3 Dark matter is literally the darkest stuff imaginable. It neither produces nor reflects light, which means it’s invisible to human eyes and to most scientific instruments. That makes it a challenge to measure and study. What makes the matter more frustrating: Scientific measurements show that the universe holds about five times as much dark matter as ordinary matter. Making up the known (and knowable) part of the universe, ordinary matter includes you, your dog, Earth, the sun, stars and planets.

4 Scientists find dark matter in the same way they detect other things we can’t see—by observing how the invisible stuff affects things we can see. We can’t see wind, for example, but we can feel a breeze or watch a windmill spinning on a hill. Dark matter doesn’t spin windmills, but it does have gravity. Like ordinary matter, dark matter pulls on everything around it with gravity. Dark matter’s gravity holds galaxies together and bends rays of light as they stream past—in much the same way light bends as it travels through water or glass.

5 To make the new maps, astronomers trained powerful telescopes on large patches of sky to watch for distorted light arriving from distant galaxies. One group used a telescope perched 14,000 feet above sea level atop a dormant Hawaiian volcano. It recorded light from stars and other celestial bodies. Two other groups used a telescope on top of a mountain in New Mexico, which watched the sky for nine years.

6 These telescopes recorded light that came from galaxies billions of light-years away. (A light-year is the distance traveled by light in one year, about 25 million times the distance from Earth to the moon.) By studying how the light changed as it traveled through space, the astronomers could estimate the rough location and shape of dark matter clumps.

7 The scientists’ work is like figuring out how big and thick a pair of eyeglasses is by looking through them and measuring how differently the world appears.

8 “You can imagine that dark matter is leaving its signature on the images of very distant galaxies,” said Catherine Heymans of the University of Edinburgh in Scotland. She worked on the project that used data from the Hawaiian telescope.

9 Her team’s map shows that giant blobs of dark matter reside with giant blobs of ordinary matter, such as big galaxies or galactic groups. Even though scientists already suspected that dark matter and ordinary matter show up in much the same places, it was reassuring to see the same connection in the maps.

10 “We are very happy that this is very similar to what we’ve been expecting,” Ludovic Van Waerbeke of the University of British Columbia in Vancouver told Science News.

11 One of the new maps shows dark matter in a swath of sky that to the naked eye is more than 600 times as large as a full moon. The other covers an area more than a thousand times as large.
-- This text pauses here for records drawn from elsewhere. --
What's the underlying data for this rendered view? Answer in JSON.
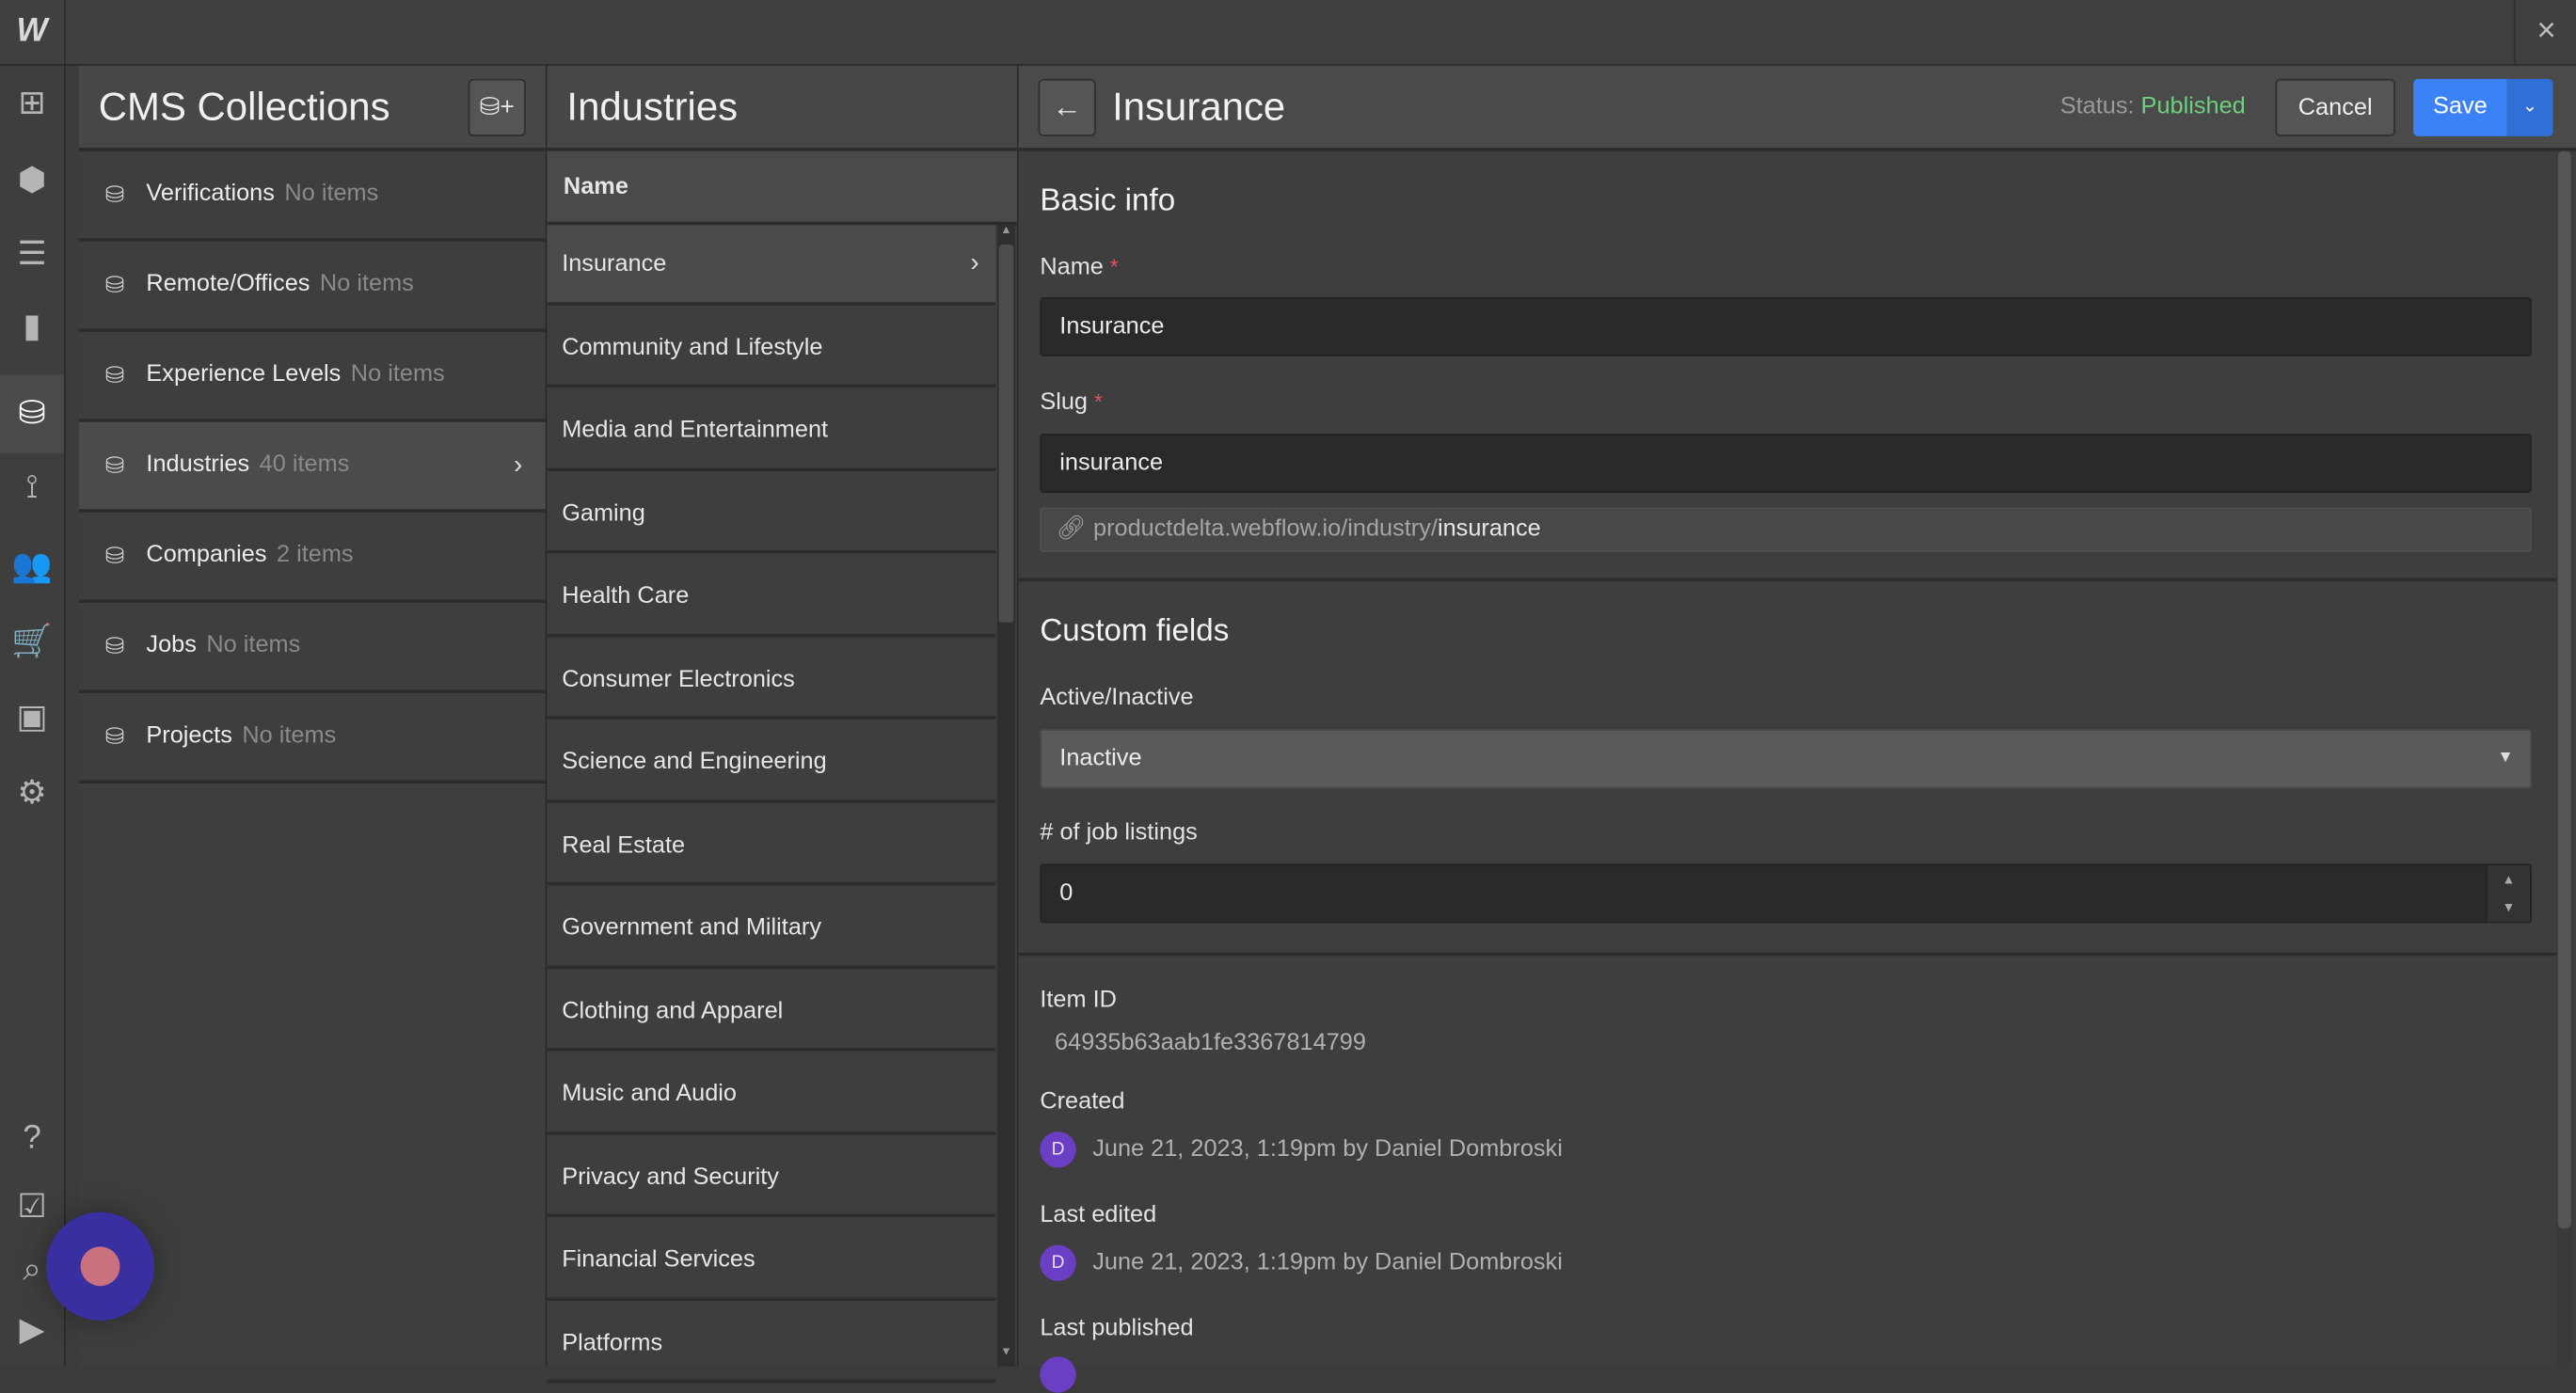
{
  "app": {
    "logo": "W",
    "close_icon": "×"
  },
  "rail": {
    "icons": [
      "add-panel-icon",
      "components-icon",
      "navigator-icon",
      "pages-icon",
      "cms-icon",
      "logic-icon",
      "users-icon",
      "ecommerce-icon",
      "assets-icon",
      "settings-icon",
      "help-icon",
      "tasks-icon",
      "search-icon",
      "video-icon"
    ],
    "active": "cms-icon"
  },
  "cms": {
    "title": "CMS Collections",
    "add_icon": "add-collection-icon",
    "collections": [
      {
        "name": "Verifications",
        "count": "No items"
      },
      {
        "name": "Remote/Offices",
        "count": "No items"
      },
      {
        "name": "Experience Levels",
        "count": "No items"
      },
      {
        "name": "Industries",
        "count": "40 items",
        "selected": true
      },
      {
        "name": "Companies",
        "count": "2 items"
      },
      {
        "name": "Jobs",
        "count": "No items"
      },
      {
        "name": "Projects",
        "count": "No items"
      }
    ]
  },
  "industries": {
    "title": "Industries",
    "column": "Name",
    "items": [
      "Insurance",
      "Community and Lifestyle",
      "Media and Entertainment",
      "Gaming",
      "Health Care",
      "Consumer Electronics",
      "Science and Engineering",
      "Real Estate",
      "Government and Military",
      "Clothing and Apparel",
      "Music and Audio",
      "Privacy and Security",
      "Financial Services",
      "Platforms"
    ],
    "selected": "Insurance"
  },
  "editor": {
    "title": "Insurance",
    "status_label": "Status:",
    "status_value": "Published",
    "status_color": "#6fcf7f",
    "cancel": "Cancel",
    "save": "Save",
    "accent": "#3b82f6",
    "basic_info": "Basic info",
    "name_label": "Name",
    "name_value": "Insurance",
    "slug_label": "Slug",
    "slug_value": "insurance",
    "url_prefix": "productdelta.webflow.io/industry/",
    "url_slug": "insurance",
    "custom_fields": "Custom fields",
    "active_label": "Active/Inactive",
    "active_value": "Inactive",
    "jobs_label": "# of job listings",
    "jobs_value": "0",
    "item_id_label": "Item ID",
    "item_id": "64935b63aab1fe3367814799",
    "created_label": "Created",
    "created_value": "June 21, 2023, 1:19pm by Daniel Dombroski",
    "edited_label": "Last edited",
    "edited_value": "June 21, 2023, 1:19pm by Daniel Dombroski",
    "published_label": "Last published",
    "avatar_initial": "D"
  }
}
But that’s just the beginning: The astronomers want to conduct further studies to better understand those invisible lumps and hope to survey the whole sky within10 years or so.



“Mapping the Invisible” by Stephen Ornes, from February 1, 2012 Science News for Kids, copyright © 2011 by Society for Science & the Public. Used by permission.